CBN (Computational Biology and Neurocomputing) seminars
Friday 11 September 2015
to 11:00 at

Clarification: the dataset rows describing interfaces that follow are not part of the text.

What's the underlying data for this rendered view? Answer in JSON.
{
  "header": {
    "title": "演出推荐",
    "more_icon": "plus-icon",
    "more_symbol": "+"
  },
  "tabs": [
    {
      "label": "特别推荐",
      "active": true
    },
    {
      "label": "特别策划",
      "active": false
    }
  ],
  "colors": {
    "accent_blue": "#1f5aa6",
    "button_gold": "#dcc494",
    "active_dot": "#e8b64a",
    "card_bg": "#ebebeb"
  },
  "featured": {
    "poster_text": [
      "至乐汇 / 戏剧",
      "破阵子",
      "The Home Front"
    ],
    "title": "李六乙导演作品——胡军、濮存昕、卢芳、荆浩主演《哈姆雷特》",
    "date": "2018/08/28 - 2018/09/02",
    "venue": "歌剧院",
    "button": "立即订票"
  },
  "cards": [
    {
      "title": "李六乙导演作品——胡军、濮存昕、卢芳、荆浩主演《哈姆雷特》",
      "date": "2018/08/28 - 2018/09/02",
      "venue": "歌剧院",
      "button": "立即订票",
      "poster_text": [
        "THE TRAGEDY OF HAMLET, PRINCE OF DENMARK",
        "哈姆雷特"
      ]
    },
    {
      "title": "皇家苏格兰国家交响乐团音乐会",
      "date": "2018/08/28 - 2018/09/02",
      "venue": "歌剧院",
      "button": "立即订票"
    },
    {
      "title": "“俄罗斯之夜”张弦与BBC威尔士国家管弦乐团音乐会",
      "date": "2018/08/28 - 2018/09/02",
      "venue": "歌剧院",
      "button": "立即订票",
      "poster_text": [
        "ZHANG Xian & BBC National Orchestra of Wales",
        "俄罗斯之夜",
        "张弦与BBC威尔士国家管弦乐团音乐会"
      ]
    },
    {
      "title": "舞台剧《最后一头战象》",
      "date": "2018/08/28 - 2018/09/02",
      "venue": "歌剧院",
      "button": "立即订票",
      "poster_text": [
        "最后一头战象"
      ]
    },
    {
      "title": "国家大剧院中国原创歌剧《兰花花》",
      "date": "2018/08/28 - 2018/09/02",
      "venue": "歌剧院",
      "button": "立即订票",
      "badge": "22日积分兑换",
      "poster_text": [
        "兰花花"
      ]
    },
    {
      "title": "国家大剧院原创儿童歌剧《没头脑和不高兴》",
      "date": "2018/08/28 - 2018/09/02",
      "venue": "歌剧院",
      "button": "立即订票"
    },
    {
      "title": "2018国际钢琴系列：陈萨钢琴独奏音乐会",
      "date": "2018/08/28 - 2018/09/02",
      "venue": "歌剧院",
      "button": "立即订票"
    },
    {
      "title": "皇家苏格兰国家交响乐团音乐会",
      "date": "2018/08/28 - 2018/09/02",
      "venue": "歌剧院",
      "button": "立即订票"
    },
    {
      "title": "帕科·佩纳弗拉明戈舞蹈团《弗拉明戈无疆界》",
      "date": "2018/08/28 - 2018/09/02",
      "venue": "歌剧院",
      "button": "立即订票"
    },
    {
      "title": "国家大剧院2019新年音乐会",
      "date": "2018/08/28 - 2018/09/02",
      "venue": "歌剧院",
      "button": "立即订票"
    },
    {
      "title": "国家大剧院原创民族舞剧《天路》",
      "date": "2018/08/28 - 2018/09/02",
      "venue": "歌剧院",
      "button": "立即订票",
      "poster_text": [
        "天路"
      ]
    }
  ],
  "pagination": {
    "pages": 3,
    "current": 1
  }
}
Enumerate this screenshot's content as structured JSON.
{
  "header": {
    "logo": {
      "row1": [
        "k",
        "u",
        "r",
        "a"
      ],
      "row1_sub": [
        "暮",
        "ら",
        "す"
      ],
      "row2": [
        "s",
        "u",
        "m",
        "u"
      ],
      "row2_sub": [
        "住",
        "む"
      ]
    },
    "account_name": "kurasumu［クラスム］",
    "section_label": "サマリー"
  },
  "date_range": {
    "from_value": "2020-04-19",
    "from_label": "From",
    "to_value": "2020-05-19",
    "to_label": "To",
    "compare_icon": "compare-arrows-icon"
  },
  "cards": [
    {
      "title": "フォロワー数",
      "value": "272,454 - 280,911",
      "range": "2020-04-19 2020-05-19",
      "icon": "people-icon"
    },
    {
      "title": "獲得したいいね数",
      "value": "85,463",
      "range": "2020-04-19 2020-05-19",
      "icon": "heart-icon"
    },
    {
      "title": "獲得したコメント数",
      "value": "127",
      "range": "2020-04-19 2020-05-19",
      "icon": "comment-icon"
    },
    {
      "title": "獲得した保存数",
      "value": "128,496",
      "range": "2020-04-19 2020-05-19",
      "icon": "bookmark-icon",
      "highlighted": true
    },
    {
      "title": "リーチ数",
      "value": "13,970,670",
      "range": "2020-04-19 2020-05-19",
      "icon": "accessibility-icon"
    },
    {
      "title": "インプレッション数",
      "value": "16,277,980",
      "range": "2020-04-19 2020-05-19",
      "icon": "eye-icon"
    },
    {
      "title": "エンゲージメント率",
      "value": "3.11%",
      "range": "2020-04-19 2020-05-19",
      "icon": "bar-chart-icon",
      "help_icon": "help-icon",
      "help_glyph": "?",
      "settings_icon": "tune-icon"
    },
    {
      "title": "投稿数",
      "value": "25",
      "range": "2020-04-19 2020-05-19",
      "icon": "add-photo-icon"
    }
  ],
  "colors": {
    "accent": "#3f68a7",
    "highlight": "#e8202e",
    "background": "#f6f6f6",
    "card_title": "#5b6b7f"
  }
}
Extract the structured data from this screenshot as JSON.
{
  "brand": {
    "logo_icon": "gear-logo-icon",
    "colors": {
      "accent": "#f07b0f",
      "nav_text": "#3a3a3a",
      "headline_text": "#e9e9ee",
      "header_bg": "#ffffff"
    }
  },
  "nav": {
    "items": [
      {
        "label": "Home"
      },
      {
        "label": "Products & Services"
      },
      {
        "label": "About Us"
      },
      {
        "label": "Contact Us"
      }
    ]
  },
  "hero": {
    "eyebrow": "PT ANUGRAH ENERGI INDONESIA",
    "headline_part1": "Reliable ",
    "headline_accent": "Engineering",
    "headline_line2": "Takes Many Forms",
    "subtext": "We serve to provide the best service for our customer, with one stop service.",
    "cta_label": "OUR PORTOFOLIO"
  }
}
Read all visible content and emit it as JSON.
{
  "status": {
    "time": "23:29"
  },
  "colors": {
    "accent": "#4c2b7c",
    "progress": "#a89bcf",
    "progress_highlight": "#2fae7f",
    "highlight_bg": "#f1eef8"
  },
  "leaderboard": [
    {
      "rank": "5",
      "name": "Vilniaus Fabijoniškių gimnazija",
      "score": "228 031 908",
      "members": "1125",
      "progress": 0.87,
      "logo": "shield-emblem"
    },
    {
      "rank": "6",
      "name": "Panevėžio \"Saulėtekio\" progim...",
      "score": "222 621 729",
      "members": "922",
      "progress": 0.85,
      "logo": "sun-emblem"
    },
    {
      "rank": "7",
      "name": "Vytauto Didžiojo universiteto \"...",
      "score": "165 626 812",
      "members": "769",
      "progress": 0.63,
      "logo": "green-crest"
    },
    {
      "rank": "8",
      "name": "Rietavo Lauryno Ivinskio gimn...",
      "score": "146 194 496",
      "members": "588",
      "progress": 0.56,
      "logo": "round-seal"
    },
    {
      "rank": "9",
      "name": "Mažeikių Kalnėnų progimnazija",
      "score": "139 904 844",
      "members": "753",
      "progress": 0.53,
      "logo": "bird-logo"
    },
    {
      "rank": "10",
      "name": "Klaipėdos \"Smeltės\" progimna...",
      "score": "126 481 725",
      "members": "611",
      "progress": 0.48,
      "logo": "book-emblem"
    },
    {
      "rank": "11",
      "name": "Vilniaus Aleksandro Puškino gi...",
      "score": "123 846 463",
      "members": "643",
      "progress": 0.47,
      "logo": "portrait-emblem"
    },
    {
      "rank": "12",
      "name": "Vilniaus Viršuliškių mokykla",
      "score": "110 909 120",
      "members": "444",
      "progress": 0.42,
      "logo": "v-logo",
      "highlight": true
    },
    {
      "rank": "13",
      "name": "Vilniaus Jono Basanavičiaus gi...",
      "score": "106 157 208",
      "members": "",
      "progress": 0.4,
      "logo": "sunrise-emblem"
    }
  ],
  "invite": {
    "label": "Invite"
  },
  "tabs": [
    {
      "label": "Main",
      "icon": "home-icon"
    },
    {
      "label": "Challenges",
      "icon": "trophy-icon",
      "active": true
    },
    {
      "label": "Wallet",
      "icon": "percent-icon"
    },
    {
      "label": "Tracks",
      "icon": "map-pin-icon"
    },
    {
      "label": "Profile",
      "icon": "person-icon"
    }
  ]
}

In the normal situation, tissue damage or inflammation leads to acute pain which ends after the tissue has healed. However, in some individuals, pain persists after healing, and thus is referred to as chronic pain. Recently, it was found that there is a relationship between the spontaneous firing rate of peripheral axons and the experience of chronic pain. This led us to the hypothesis that the pain system undergoes hysteresis during pain, and that chronic pain appears when a spontaneous relaxation mechanism fails. With this hypothesis in mind, a conceptual dynamic model of the pain system was developed using the newly developed neuron simulator ANNarchy. The anatomy and complexity of the model was chosen to be as simple as possible, while still satisfyingly exhibiting the expected behavior of a few established base cases. The model developed could successfully show how the increased spontaneous activity in the peripheral axons, caused by failing relaxation mechanisms, could hold the pain system in a dynamically stable excited state, and hence lead to chronic pain. Although this conceptual model is a very rough imitation of the pain system, the results suggests that it can be built upon to model dynamic characteristics of the hysteresis potentially involved in chronic pain.